Entries from a dataset of interfaces
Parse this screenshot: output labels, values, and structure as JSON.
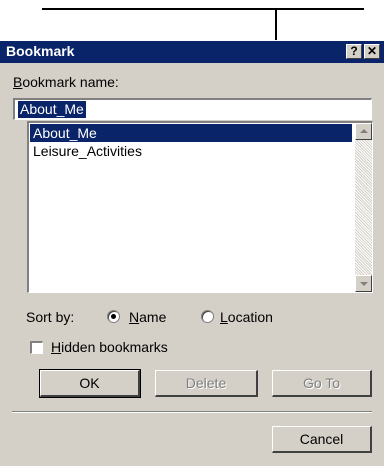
{
  "dialog": {
    "title": "Bookmark",
    "help_glyph": "?",
    "close_glyph": "✕"
  },
  "name_field": {
    "label": "Bookmark name:",
    "label_first": "B",
    "label_rest": "ookmark name:",
    "value": "About_Me"
  },
  "bookmark_list": {
    "items": [
      "About_Me",
      "Leisure_Activities"
    ],
    "selected": "About_Me"
  },
  "sort": {
    "label": "Sort by:",
    "options": [
      {
        "first": "N",
        "rest": "ame",
        "label": "Name",
        "checked": true
      },
      {
        "first": "L",
        "rest": "ocation",
        "label": "Location",
        "checked": false
      }
    ]
  },
  "hidden": {
    "label": "Hidden bookmarks",
    "first": "H",
    "rest": "idden bookmarks",
    "checked": false
  },
  "buttons": {
    "ok": "OK",
    "delete": "Delete",
    "goto": "Go To",
    "cancel": "Cancel"
  }
}
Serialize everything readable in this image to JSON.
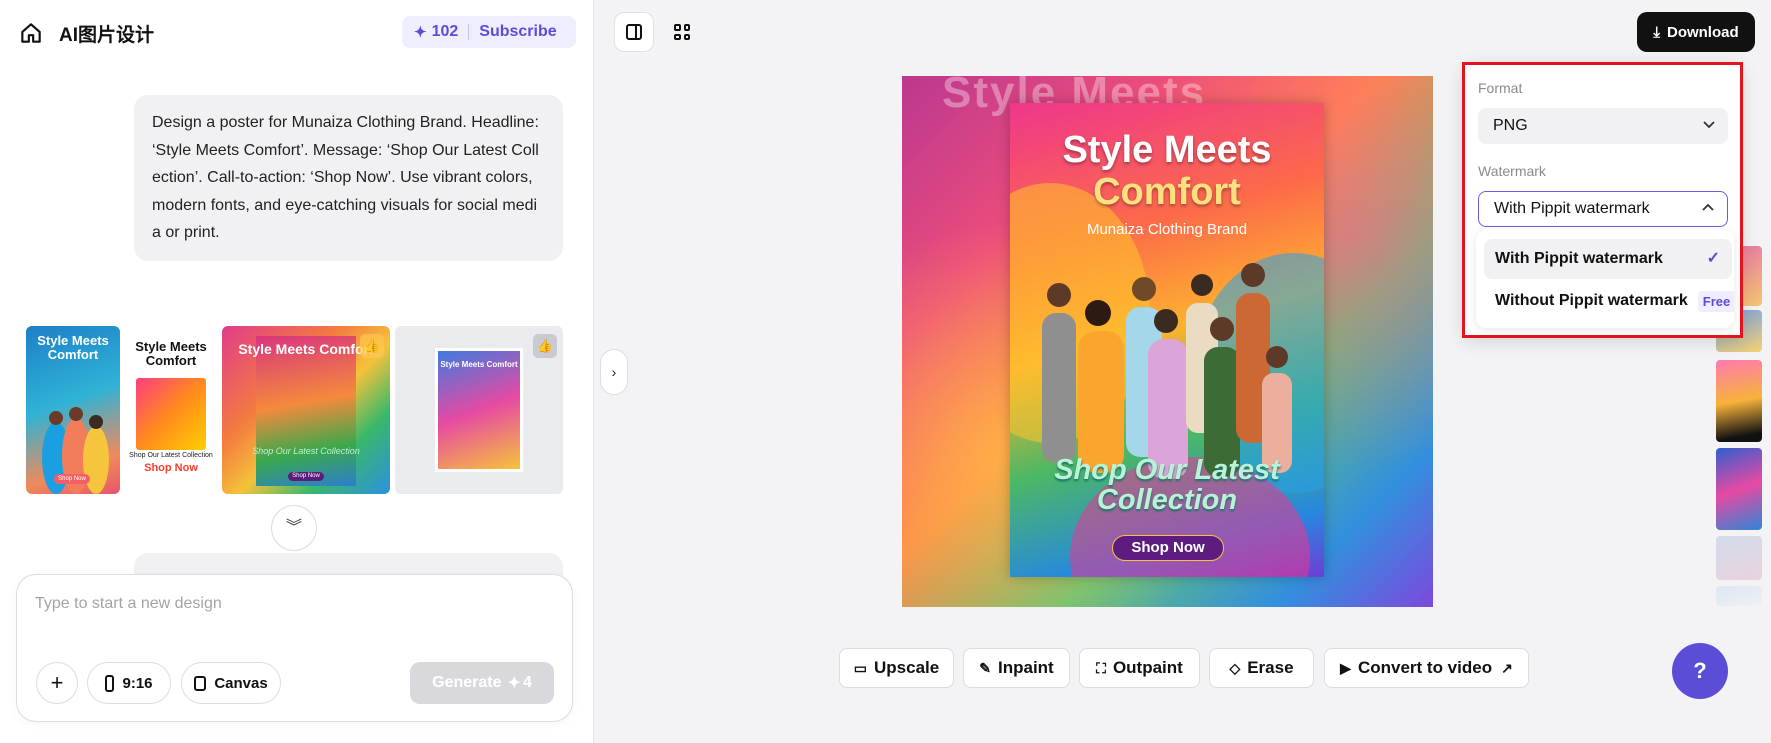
{
  "header": {
    "app_title": "AI图片设计",
    "credits": "102",
    "subscribe_label": "Subscribe"
  },
  "chat": {
    "prompt": "Design a poster for Munaiza Clothing Brand. Headline: ‘Style Meets Comfort’. Message: ‘Shop Our Latest Collection’. Call-to-action: ‘Shop Now’. Use vibrant colors, modern fonts, and eye-catching visuals for social media or print.",
    "thumbnails": [
      {
        "title": "Style Meets Comfort",
        "cta": "Shop Now"
      },
      {
        "title": "Style Meets Comfort",
        "sub": "Shop Our Latest Collection",
        "cta": "Shop Now"
      },
      {
        "title": "Style Meets Comfort",
        "sub": "Shop Our Latest Collection",
        "cta": "Shop Now"
      },
      {
        "title": "Style Meets Comfort"
      }
    ]
  },
  "composer": {
    "placeholder": "Type to start a new design",
    "ratio": "9:16",
    "canvas": "Canvas",
    "generate": "Generate",
    "generate_cost": "4"
  },
  "poster": {
    "title_line1": "Style Meets",
    "title_line2": "Comfort",
    "brand": "Munaiza Clothing Brand",
    "shop_line1": "Shop Our Latest",
    "shop_line2": "Collection",
    "cta": "Shop Now"
  },
  "toolbar": {
    "download": "Download"
  },
  "download_menu": {
    "format_label": "Format",
    "format_value": "PNG",
    "watermark_label": "Watermark",
    "watermark_value": "With Pippit watermark",
    "options": [
      {
        "label": "With Pippit watermark",
        "selected": true
      },
      {
        "label": "Without Pippit watermark",
        "badge": "Free t"
      }
    ]
  },
  "actions": [
    {
      "label": "Upscale",
      "icon": "hd-icon"
    },
    {
      "label": "Inpaint",
      "icon": "brush-icon"
    },
    {
      "label": "Outpaint",
      "icon": "expand-icon"
    },
    {
      "label": "Erase",
      "icon": "eraser-icon"
    },
    {
      "label": "Convert to video",
      "icon": "video-icon"
    }
  ],
  "colors": {
    "accent": "#5b4dd6",
    "highlight_box": "#e3141c"
  }
}
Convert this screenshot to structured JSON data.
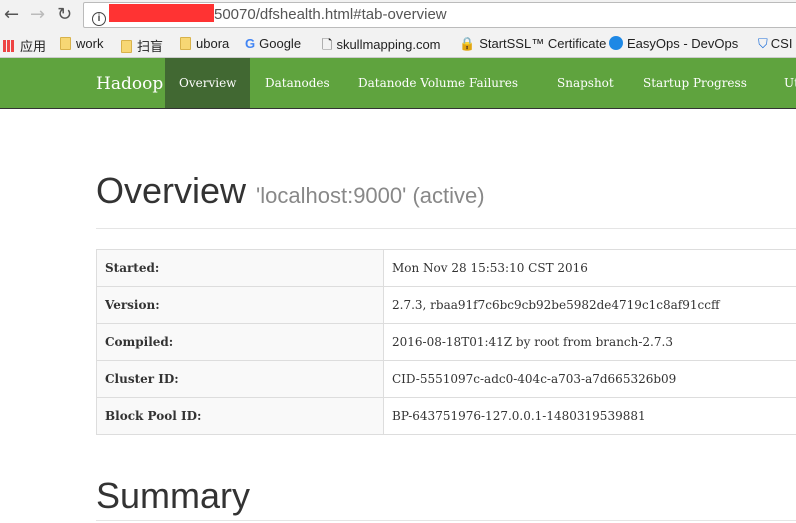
{
  "browser": {
    "url": "50070/dfshealth.html#tab-overview",
    "bookmarks": [
      "应用",
      "work",
      "扫盲",
      "ubora",
      "Google",
      "skullmapping.com",
      "StartSSL™ Certificate",
      "EasyOps - DevOps",
      "CSI"
    ]
  },
  "navbar": {
    "brand": "Hadoop",
    "tabs": [
      "Overview",
      "Datanodes",
      "Datanode Volume Failures",
      "Snapshot",
      "Startup Progress",
      "Ut"
    ]
  },
  "overview": {
    "title": "Overview",
    "subtitle": "'localhost:9000' (active)",
    "rows": [
      {
        "k": "Started:",
        "v": "Mon Nov 28 15:53:10 CST 2016"
      },
      {
        "k": "Version:",
        "v": "2.7.3, rbaa91f7c6bc9cb92be5982de4719c1c8af91ccff"
      },
      {
        "k": "Compiled:",
        "v": "2016-08-18T01:41Z by root from branch-2.7.3"
      },
      {
        "k": "Cluster ID:",
        "v": "CID-5551097c-adc0-404c-a703-a7d665326b09"
      },
      {
        "k": "Block Pool ID:",
        "v": "BP-643751976-127.0.0.1-1480319539881"
      }
    ]
  },
  "summary": {
    "title": "Summary"
  }
}
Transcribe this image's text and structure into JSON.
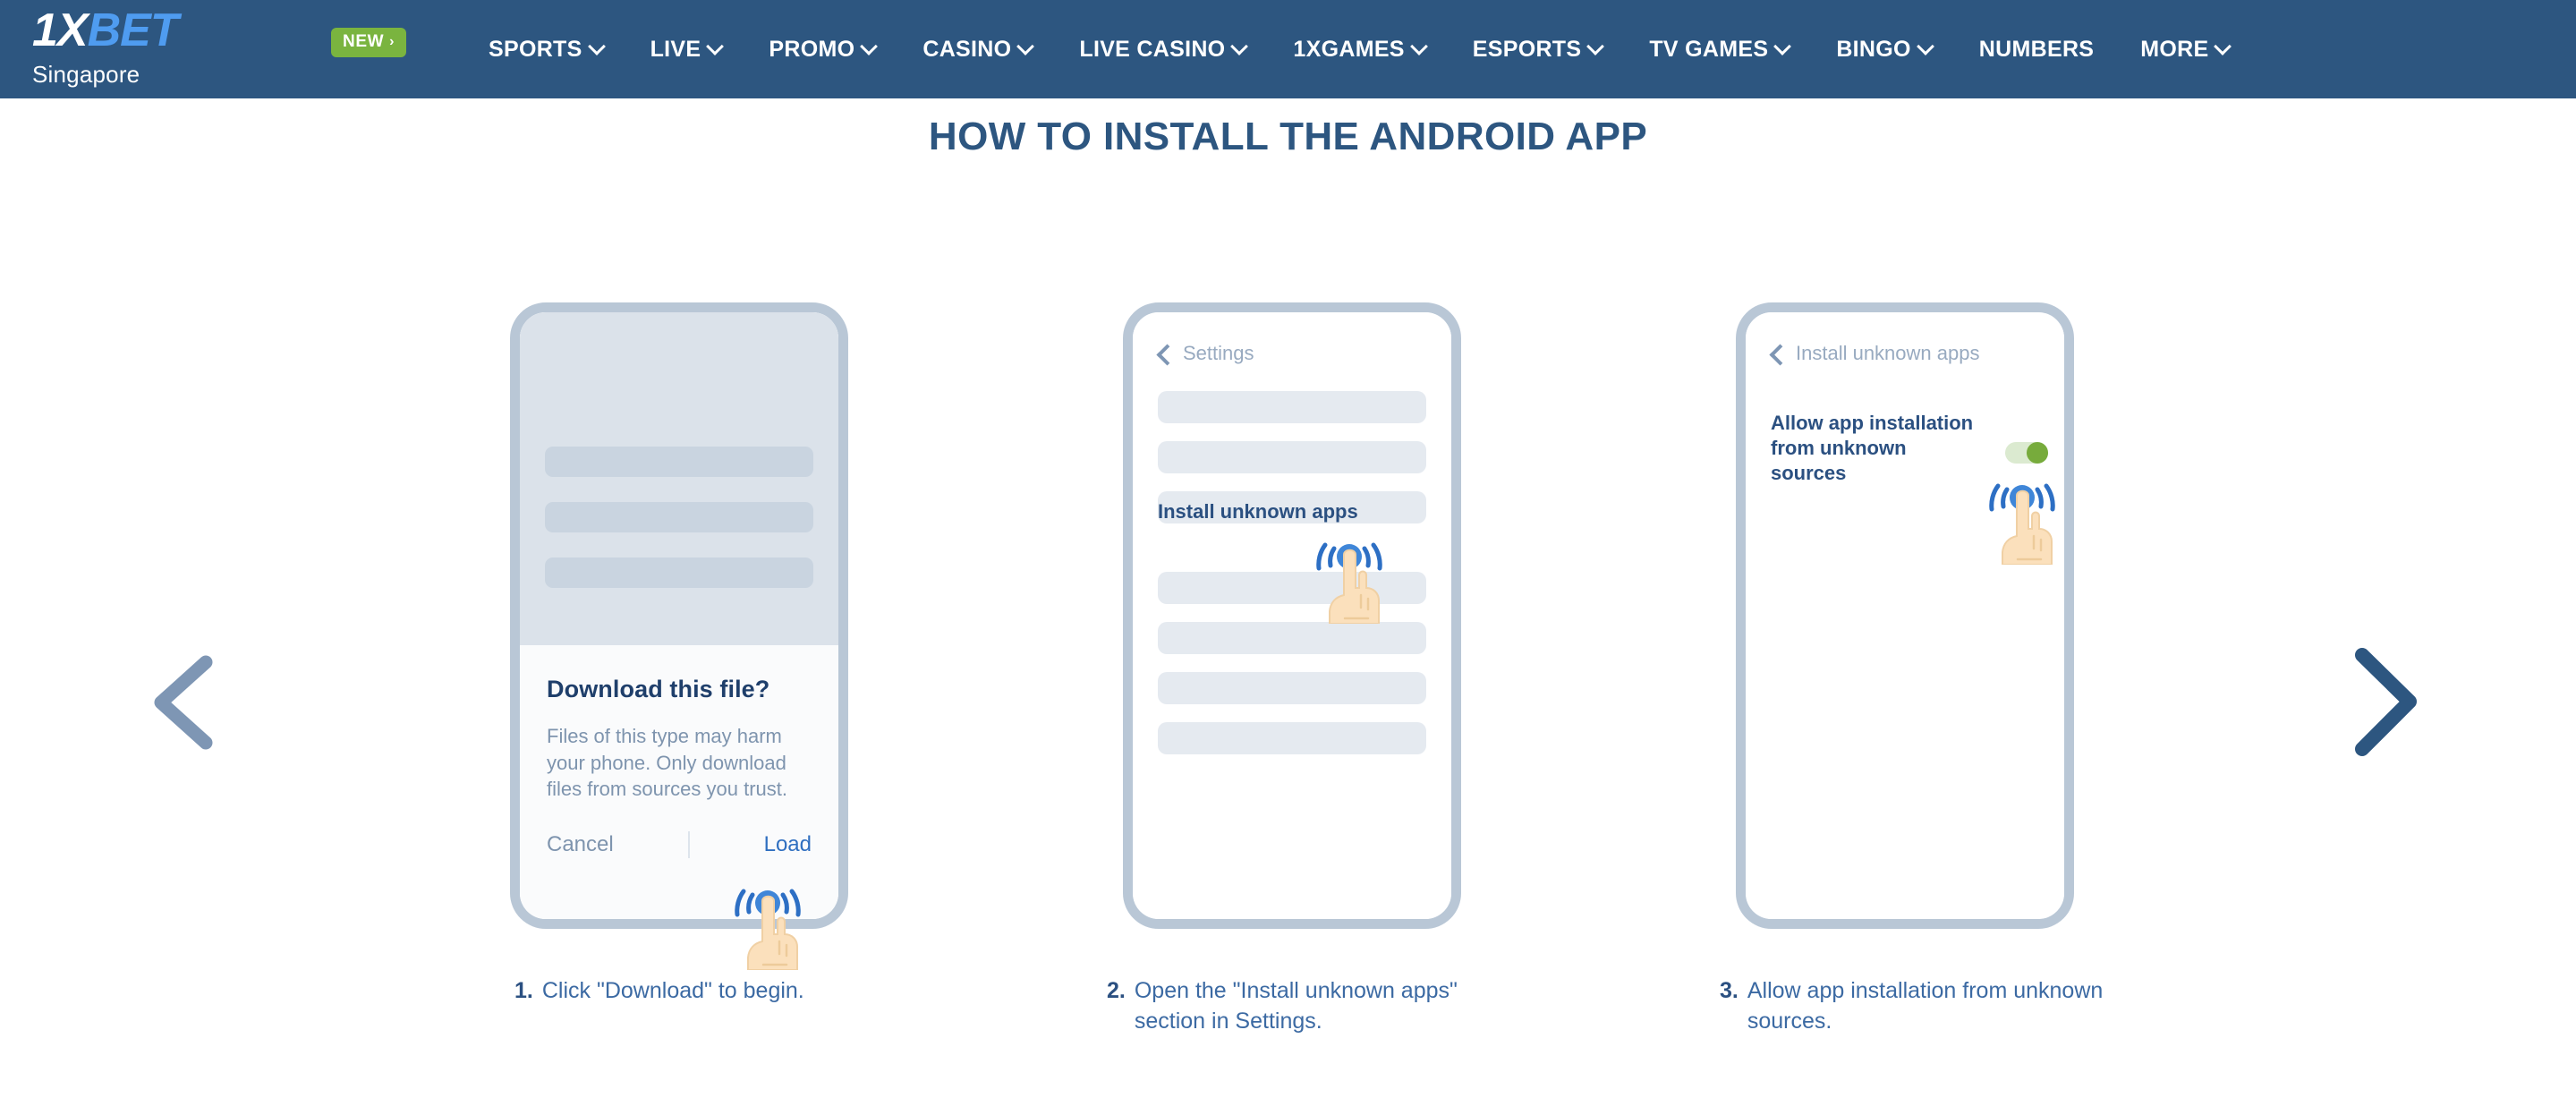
{
  "header": {
    "logo": {
      "part1": "1",
      "part2": "X",
      "part3": "BET"
    },
    "country": "Singapore",
    "new_badge": {
      "label": "NEW",
      "chevron": "›"
    },
    "nav_items": [
      {
        "label": "SPORTS",
        "has_caret": true
      },
      {
        "label": "LIVE",
        "has_caret": true
      },
      {
        "label": "PROMO",
        "has_caret": true
      },
      {
        "label": "CASINO",
        "has_caret": true
      },
      {
        "label": "LIVE CASINO",
        "has_caret": true
      },
      {
        "label": "1XGAMES",
        "has_caret": true
      },
      {
        "label": "ESPORTS",
        "has_caret": true
      },
      {
        "label": "TV GAMES",
        "has_caret": true
      },
      {
        "label": "BINGO",
        "has_caret": true
      },
      {
        "label": "NUMBERS",
        "has_caret": false
      },
      {
        "label": "MORE",
        "has_caret": true
      }
    ],
    "bg_color": "#2d5680",
    "accent_green": "#7ab43f",
    "logo_blue": "#4f9cf0"
  },
  "page": {
    "title": "HOW TO INSTALL THE ANDROID APP",
    "title_color": "#2d5680"
  },
  "carousel": {
    "prev_label": "Previous slide",
    "next_label": "Next slide",
    "prev_color": "#7e96b4",
    "next_color": "#2d5680"
  },
  "steps": [
    {
      "number": "1.",
      "caption": "Click \"Download\" to begin.",
      "screen": {
        "dialog_title": "Download this file?",
        "dialog_body": "Files of this type may harm your phone. Only download files from sources you trust.",
        "cancel_label": "Cancel",
        "confirm_label": "Load"
      }
    },
    {
      "number": "2.",
      "caption": "Open the \"Install unknown apps\" section in Settings.",
      "screen": {
        "header_label": "Settings",
        "item_label": "Install unknown apps"
      }
    },
    {
      "number": "3.",
      "caption": "Allow app installation from unknown sources.",
      "screen": {
        "header_label": "Install unknown apps",
        "item_label": "Allow app installation from unknown sources",
        "toggle_state": "on",
        "toggle_color": "#77ab3c"
      }
    }
  ]
}
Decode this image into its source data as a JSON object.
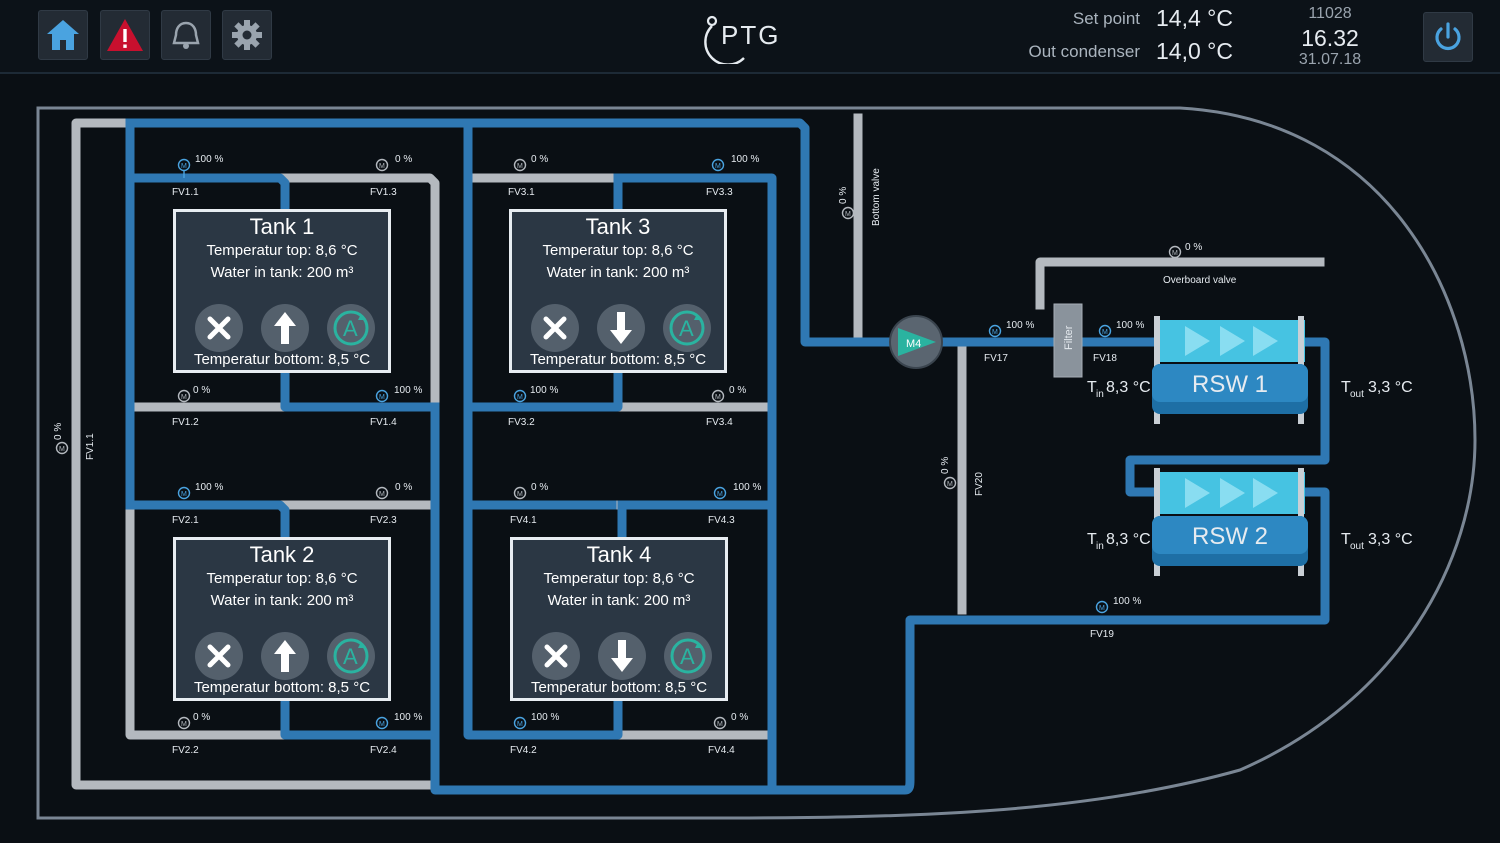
{
  "header": {
    "setpoint_label": "Set point",
    "setpoint_value": "14,4 °C",
    "condenser_label": "Out condenser",
    "condenser_value": "14,0 °C",
    "clock_id": "11028",
    "clock_time": "16.32",
    "clock_date": "31.07.18",
    "logo_text": "PTG"
  },
  "tanks": [
    {
      "title": "Tank 1",
      "temp_top": "Temperatur top:  8,6 °C",
      "water": "Water in tank: 200 m³",
      "temp_bottom": "Temperatur bottom: 8,5 °C",
      "arrow": "up"
    },
    {
      "title": "Tank 2",
      "temp_top": "Temperatur top:  8,6 °C",
      "water": "Water in tank: 200 m³",
      "temp_bottom": "Temperatur bottom: 8,5 °C",
      "arrow": "up"
    },
    {
      "title": "Tank 3",
      "temp_top": "Temperatur top:  8,6 °C",
      "water": "Water in tank: 200 m³",
      "temp_bottom": "Temperatur bottom: 8,5 °C",
      "arrow": "down"
    },
    {
      "title": "Tank 4",
      "temp_top": "Temperatur top:  8,6 °C",
      "water": "Water in tank: 200 m³",
      "temp_bottom": "Temperatur bottom: 8,5 °C",
      "arrow": "down"
    }
  ],
  "valves": {
    "fv1_1": {
      "name": "FV1.1",
      "pct": "100 %"
    },
    "fv1_3": {
      "name": "FV1.3",
      "pct": "0 %"
    },
    "fv1_2": {
      "name": "FV1.2",
      "pct": "0 %"
    },
    "fv1_4": {
      "name": "FV1.4",
      "pct": "100 %"
    },
    "fv2_1": {
      "name": "FV2.1",
      "pct": "100 %"
    },
    "fv2_3": {
      "name": "FV2.3",
      "pct": "0 %"
    },
    "fv2_2": {
      "name": "FV2.2",
      "pct": "0 %"
    },
    "fv2_4": {
      "name": "FV2.4",
      "pct": "100 %"
    },
    "fv3_1": {
      "name": "FV3.1",
      "pct": "0 %"
    },
    "fv3_3": {
      "name": "FV3.3",
      "pct": "100 %"
    },
    "fv3_2": {
      "name": "FV3.2",
      "pct": "100 %"
    },
    "fv3_4": {
      "name": "FV3.4",
      "pct": "0 %"
    },
    "fv4_1": {
      "name": "FV4.1",
      "pct": "0 %"
    },
    "fv4_3": {
      "name": "FV4.3",
      "pct": "100 %"
    },
    "fv4_2": {
      "name": "FV4.2",
      "pct": "100 %"
    },
    "fv4_4": {
      "name": "FV4.4",
      "pct": "0 %"
    },
    "fv17": {
      "name": "FV17",
      "pct": "100 %"
    },
    "fv18": {
      "name": "FV18",
      "pct": "100 %"
    },
    "fv19": {
      "name": "FV19",
      "pct": "100 %"
    },
    "fv20": {
      "name": "FV20",
      "pct": "0 %"
    },
    "fv1_1_side": {
      "name": "FV1.1",
      "pct": "0 %"
    },
    "bottom": {
      "name": "Bottom valve",
      "pct": "0 %"
    },
    "overboard": {
      "name": "Overboard valve",
      "pct": "0 %"
    }
  },
  "pump_label": "M4",
  "filter_label": "Filter",
  "rsw": [
    {
      "name": "RSW 1",
      "tin_label": "T",
      "tin_sub": "in",
      "tin_val": "8,3 °C",
      "tout_label": "T",
      "tout_sub": "out",
      "tout_val": "3,3 °C"
    },
    {
      "name": "RSW 2",
      "tin_label": "T",
      "tin_sub": "in",
      "tin_val": "8,3 °C",
      "tout_label": "T",
      "tout_sub": "out",
      "tout_val": "3,3 °C"
    }
  ],
  "colors": {
    "active_pipe": "#2f78b3",
    "idle_pipe": "#b4b9bf",
    "accent": "#2ab3a0",
    "alert": "#c8102e"
  }
}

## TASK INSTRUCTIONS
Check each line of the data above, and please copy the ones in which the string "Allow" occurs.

## EXERCISE ANSWER
      "caption": "Allow app installation from unknown sources.",
        "item_label": "Allow app installation from unknown sources",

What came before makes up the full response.